Massage Once Helped Reduce My Migraine Frequency But Now It's a Trigger
Last updated: June 2022
I like fried brussel sprouts. Now, this is important because I haven't enjoyed brussel sprouts on their own since childhood. Sitting at dinner as an 8-year-old, I never thought I would say "yes" to those little green balls of evil, but as an adult, I'll eat them up and pretend they're a healthy addition to my meal - because fried probably not-so-much. Funny how things change. It's been a shocker, but the same holds true when it comes to my migraines. They change and shift, and most times, I never saw it coming.
Trying many remedies for migraine pain
I've tried many healing approaches in my search to find remedies to ease my migraine pain. From diet changes to exercise switches, I’ve tested out anything and everything I thought might disconnect the hot, straightening iron from my head to turn off the pain. Short of attempting "healing body painting," my list continues to grow, and one of the first items I ever added was massage.

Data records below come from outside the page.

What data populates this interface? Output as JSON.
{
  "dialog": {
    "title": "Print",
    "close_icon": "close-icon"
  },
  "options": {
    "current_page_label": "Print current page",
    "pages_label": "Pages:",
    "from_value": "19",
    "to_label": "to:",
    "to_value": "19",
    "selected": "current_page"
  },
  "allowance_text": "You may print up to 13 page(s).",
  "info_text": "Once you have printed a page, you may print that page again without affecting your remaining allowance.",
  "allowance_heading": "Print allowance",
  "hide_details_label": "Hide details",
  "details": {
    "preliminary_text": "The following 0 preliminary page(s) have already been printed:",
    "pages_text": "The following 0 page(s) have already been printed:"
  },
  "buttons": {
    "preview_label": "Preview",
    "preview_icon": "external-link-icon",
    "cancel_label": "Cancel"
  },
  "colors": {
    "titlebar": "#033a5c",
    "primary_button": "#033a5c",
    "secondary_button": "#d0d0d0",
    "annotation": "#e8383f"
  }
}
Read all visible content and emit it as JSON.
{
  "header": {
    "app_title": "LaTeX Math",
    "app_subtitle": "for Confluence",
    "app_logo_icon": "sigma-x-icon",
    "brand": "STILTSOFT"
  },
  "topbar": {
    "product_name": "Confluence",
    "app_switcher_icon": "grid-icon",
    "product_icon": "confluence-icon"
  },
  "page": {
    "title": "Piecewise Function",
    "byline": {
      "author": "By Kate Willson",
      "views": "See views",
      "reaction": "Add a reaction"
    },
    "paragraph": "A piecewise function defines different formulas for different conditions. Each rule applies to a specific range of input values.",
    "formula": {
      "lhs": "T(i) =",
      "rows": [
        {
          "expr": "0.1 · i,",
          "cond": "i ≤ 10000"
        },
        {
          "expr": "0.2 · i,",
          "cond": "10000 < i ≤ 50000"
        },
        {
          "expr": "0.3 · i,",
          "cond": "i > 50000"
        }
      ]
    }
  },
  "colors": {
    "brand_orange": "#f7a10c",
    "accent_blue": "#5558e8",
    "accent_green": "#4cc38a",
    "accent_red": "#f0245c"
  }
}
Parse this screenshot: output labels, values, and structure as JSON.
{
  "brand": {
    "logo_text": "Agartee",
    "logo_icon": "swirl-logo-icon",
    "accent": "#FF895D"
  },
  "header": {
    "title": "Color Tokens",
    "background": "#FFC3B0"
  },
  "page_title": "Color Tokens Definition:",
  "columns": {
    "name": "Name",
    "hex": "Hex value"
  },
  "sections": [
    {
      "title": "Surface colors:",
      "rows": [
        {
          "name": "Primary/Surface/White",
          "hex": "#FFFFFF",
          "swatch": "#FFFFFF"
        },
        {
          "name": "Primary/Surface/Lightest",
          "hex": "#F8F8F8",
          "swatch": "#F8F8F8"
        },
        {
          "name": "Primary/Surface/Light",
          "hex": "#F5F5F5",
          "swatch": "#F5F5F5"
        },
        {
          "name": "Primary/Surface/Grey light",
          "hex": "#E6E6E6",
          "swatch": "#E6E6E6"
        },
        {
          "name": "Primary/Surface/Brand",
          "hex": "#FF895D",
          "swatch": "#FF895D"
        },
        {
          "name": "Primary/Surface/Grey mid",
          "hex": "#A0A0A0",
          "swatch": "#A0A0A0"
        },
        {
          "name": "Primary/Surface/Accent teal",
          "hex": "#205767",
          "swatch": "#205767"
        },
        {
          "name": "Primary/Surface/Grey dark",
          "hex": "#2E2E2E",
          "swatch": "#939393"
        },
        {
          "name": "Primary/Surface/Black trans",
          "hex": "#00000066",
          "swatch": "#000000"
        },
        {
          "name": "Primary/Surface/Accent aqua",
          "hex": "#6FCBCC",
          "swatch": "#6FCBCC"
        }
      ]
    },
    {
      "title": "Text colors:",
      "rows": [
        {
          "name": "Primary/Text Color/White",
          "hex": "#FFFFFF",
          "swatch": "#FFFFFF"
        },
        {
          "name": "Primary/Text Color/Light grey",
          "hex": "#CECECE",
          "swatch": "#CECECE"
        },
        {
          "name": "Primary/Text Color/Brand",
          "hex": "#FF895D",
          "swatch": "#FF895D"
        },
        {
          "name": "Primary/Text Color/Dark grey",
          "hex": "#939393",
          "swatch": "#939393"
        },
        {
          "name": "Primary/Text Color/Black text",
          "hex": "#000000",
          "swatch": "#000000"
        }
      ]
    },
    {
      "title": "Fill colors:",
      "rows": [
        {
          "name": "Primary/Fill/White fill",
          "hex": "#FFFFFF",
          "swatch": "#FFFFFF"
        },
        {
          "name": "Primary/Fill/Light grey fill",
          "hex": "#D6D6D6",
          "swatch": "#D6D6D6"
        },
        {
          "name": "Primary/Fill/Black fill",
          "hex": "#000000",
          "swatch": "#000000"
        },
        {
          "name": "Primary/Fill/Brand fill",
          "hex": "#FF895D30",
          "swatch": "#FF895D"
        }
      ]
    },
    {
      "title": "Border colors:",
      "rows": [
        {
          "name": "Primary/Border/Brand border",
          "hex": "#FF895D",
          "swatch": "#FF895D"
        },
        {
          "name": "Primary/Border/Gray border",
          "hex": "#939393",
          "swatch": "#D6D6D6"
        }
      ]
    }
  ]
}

Giving massage a try
When my migraines became more frequent, I tried preventative massage, well…that, and drinking gallons of water which didn't help — except to "help" me get in my "steps" on my way to the bathroom. I did my best to have a massage when I could swing it because it cut down my migraine frequency. Some months were better than others, but even when my migraines showed up, I had a way of reminding my body that feeling super good actually felt super good.
My attack relief turned into a trigger
Then without warning, these moments of self-care triggered my attacks. At first, I thought it was just a coincidence, so I stayed true to the ritual that had brought me relief, and I'd grown to love. But it didn't take long to connect the dots to understand my dependable routine was now undependable. How was this possible?
"I have to go to bed," I told my husband," I have a migraine."
"But you just got your massage," he added, confused, and so was I.
Migraine stole this from me too
I tried asking for lighter pressure during my visits. I drank power drinks filled with electrolytes in case my muscles needed the extra support. None of this worked. My migraine frequency increased, and I knew in my heart it was time to let this go. I already thought of my migraines as a petty thief: stealing bits of my health and chunks of time with friends and family. Now it was taking this from me, too. The disappointment I felt at saying goodbye hurt, but my head hurt more, so I moved on.
That was 9 years ago.
Looking for new methods of self-care
The ever-changing nature of my head forced me to search out different ways to get in my self-care — like mediation or long, slow walks. Over the years, I've discovered a reflexology massage won't set off my head, so that's something. And maybe one day, my migraines will change and shift again, and a massage will be on the massage table once more. You just never know...
Which are you most sensitive to?